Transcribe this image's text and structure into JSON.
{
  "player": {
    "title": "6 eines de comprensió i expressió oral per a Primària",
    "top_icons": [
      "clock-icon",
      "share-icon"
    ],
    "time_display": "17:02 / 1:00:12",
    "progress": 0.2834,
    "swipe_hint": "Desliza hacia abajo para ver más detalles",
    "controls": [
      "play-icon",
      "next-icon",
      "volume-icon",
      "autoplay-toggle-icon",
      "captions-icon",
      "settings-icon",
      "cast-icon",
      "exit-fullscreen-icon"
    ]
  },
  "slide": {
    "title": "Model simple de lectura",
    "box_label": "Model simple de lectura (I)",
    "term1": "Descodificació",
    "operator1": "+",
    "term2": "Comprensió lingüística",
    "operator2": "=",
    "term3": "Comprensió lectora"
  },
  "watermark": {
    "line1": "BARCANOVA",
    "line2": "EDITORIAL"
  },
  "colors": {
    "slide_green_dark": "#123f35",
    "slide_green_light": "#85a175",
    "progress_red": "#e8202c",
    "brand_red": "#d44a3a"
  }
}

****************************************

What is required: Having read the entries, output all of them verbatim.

Response area:
Transcribe this image's text and structure into JSON.
{
  "player": {
    "title": "6 eines de comprensió i expressió oral per a Primària",
    "top_icons": [
      "clock-icon",
      "share-icon"
    ],
    "time_display": "17:02 / 1:00:12",
    "progress": 0.2834,
    "swipe_hint": "Desliza hacia abajo para ver más detalles",
    "controls": [
      "play-icon",
      "next-icon",
      "volume-icon",
      "autoplay-toggle-icon",
      "captions-icon",
      "settings-icon",
      "cast-icon",
      "exit-fullscreen-icon"
    ]
  },
  "slide": {
    "title": "Model simple de lectura",
    "box_label": "Model simple de lectura (I)",
    "term1": "Descodificació",
    "operator1": "+",
    "term2": "Comprensió lingüística",
    "operator2": "=",
    "term3": "Comprensió lectora"
  },
  "watermark": {
    "line1": "BARCANOVA",
    "line2": "EDITORIAL"
  },
  "colors": {
    "slide_green_dark": "#123f35",
    "slide_green_light": "#85a175",
    "progress_red": "#e8202c",
    "brand_red": "#d44a3a"
  }
}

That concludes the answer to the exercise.